___ Entries supplied
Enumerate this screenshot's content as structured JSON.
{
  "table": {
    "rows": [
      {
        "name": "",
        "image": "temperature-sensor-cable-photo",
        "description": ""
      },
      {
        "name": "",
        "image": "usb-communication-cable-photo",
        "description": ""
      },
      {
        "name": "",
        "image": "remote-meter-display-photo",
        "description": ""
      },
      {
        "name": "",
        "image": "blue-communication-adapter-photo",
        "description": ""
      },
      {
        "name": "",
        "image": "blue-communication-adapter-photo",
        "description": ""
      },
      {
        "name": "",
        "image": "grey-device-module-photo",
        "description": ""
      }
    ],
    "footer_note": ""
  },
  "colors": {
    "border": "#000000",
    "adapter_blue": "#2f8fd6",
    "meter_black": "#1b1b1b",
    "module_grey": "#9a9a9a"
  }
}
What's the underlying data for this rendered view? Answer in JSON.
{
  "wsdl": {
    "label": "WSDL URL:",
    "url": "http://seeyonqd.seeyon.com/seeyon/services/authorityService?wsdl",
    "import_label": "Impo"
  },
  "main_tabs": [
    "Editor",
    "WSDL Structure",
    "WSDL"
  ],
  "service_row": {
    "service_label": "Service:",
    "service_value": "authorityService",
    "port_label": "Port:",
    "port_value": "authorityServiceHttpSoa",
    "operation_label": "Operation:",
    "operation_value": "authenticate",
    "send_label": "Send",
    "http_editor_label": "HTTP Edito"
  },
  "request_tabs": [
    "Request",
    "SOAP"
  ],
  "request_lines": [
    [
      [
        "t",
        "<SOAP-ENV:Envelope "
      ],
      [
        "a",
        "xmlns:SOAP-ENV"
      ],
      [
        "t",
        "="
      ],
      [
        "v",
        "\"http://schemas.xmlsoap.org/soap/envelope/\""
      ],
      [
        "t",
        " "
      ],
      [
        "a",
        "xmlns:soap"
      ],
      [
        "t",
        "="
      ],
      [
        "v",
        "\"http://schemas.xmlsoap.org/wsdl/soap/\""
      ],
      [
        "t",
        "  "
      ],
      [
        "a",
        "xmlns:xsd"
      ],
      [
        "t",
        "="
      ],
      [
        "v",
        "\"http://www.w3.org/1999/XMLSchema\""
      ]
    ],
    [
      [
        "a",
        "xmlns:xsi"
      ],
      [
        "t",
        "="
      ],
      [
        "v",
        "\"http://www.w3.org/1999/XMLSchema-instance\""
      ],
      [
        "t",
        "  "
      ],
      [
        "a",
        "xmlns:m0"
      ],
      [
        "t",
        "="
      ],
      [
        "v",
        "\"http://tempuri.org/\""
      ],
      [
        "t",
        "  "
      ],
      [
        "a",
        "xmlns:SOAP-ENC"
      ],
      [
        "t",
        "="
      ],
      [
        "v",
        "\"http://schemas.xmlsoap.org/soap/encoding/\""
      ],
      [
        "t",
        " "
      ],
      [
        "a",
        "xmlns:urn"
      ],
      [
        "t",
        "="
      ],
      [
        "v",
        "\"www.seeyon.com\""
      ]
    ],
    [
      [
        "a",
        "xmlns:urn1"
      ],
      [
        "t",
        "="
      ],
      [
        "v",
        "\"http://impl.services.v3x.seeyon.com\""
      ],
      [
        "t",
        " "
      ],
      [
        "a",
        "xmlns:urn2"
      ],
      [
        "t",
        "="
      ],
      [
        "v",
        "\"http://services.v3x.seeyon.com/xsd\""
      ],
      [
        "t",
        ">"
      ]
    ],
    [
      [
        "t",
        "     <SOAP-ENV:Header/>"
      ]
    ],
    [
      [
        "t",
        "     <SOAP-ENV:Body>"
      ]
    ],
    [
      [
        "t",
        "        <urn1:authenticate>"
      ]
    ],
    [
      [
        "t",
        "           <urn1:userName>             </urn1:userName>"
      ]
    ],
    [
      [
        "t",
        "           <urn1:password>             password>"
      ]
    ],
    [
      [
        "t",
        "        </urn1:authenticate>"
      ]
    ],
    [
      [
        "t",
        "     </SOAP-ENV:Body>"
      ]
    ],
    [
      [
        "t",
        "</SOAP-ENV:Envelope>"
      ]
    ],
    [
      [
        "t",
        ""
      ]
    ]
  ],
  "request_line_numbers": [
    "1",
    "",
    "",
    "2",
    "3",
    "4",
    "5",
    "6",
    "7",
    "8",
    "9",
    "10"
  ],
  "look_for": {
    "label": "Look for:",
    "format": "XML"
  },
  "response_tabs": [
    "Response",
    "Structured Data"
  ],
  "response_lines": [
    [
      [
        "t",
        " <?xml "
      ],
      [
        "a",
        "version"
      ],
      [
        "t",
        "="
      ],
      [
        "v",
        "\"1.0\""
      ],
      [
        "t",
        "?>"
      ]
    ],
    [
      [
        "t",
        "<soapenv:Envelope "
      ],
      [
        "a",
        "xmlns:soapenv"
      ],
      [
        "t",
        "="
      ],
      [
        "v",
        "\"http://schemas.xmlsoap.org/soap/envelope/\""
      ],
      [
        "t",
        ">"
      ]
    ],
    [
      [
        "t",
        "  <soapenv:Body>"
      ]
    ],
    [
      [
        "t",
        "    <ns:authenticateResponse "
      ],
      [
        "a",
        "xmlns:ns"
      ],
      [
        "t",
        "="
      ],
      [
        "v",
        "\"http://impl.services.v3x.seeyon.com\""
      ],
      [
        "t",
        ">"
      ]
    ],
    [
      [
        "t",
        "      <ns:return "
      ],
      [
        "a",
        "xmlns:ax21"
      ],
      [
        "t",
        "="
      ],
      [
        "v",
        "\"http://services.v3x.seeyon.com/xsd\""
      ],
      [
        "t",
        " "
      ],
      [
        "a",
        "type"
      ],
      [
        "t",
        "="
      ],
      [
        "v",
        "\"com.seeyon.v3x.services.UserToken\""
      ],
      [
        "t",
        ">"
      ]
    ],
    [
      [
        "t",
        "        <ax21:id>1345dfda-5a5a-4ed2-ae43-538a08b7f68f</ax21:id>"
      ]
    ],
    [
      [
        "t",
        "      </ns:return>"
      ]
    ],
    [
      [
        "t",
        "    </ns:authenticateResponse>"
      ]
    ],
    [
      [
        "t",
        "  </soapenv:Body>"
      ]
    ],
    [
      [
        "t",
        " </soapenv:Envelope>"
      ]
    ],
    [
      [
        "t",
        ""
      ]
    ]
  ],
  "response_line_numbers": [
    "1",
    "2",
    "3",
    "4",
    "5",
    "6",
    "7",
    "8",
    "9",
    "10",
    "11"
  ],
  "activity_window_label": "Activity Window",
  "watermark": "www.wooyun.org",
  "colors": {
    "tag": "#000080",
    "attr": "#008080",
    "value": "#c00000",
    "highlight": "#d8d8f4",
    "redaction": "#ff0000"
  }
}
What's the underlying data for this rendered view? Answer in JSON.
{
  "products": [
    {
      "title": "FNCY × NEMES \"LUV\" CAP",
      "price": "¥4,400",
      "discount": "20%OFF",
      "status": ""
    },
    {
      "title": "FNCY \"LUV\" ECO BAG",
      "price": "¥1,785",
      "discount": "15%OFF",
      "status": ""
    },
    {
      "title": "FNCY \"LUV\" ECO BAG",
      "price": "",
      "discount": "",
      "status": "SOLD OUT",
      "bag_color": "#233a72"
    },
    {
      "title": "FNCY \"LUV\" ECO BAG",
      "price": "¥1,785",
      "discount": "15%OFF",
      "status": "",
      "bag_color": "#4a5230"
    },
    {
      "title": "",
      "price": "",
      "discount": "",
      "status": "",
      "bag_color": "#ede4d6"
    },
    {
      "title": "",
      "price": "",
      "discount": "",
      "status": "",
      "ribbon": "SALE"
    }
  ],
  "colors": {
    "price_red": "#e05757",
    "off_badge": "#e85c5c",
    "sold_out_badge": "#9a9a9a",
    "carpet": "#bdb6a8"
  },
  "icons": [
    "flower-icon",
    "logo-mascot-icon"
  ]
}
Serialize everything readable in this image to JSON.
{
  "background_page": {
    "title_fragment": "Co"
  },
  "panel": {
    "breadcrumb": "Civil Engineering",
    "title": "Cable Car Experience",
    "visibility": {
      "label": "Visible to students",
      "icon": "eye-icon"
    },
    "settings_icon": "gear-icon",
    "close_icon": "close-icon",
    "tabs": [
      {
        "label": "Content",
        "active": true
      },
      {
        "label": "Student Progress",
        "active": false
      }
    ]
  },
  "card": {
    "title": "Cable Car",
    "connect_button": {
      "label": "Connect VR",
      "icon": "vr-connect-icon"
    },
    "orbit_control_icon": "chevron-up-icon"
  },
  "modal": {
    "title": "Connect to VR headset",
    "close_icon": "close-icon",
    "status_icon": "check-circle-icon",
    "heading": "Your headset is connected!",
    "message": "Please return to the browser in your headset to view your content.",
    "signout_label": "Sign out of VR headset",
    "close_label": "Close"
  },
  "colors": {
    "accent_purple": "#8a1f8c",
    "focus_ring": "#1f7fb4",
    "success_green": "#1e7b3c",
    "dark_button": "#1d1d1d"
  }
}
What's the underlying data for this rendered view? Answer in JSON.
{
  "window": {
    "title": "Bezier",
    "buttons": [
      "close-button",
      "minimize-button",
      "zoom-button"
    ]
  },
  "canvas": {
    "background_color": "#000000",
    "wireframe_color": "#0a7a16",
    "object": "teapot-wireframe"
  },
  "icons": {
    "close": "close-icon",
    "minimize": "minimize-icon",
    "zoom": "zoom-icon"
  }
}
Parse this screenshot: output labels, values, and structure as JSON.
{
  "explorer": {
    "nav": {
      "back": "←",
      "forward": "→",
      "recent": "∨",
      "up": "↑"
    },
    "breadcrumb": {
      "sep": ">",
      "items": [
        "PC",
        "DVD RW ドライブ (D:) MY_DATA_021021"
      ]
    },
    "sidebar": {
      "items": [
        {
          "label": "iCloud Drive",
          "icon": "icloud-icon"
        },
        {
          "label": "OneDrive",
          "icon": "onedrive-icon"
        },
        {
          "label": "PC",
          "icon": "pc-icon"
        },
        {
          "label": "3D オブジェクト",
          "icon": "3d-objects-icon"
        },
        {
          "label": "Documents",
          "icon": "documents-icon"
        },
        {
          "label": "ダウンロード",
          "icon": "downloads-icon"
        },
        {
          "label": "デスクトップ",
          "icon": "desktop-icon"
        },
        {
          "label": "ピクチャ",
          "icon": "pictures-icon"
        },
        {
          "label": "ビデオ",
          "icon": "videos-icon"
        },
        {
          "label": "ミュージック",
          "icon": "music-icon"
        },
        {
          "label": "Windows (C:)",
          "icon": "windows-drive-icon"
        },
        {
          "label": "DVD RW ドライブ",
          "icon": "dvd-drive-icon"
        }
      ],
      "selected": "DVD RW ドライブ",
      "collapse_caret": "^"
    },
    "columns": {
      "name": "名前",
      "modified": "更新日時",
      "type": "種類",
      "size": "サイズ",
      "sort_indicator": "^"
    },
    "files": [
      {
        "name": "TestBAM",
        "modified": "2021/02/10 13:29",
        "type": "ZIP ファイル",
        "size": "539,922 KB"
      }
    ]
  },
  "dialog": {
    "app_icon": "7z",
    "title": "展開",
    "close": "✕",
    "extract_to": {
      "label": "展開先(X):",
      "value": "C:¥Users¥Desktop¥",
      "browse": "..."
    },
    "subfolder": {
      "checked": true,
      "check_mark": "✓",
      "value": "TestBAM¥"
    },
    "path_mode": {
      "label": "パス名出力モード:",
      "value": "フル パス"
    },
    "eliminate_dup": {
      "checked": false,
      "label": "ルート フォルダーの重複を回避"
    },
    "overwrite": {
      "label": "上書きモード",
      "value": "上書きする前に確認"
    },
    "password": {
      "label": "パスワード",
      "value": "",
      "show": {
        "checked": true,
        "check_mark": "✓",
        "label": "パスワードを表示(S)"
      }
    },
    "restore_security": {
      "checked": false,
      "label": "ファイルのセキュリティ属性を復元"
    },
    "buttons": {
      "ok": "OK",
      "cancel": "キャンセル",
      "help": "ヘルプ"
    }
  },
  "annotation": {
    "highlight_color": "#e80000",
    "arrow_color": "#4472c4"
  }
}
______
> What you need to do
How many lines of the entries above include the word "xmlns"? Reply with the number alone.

> Result of this exercise
12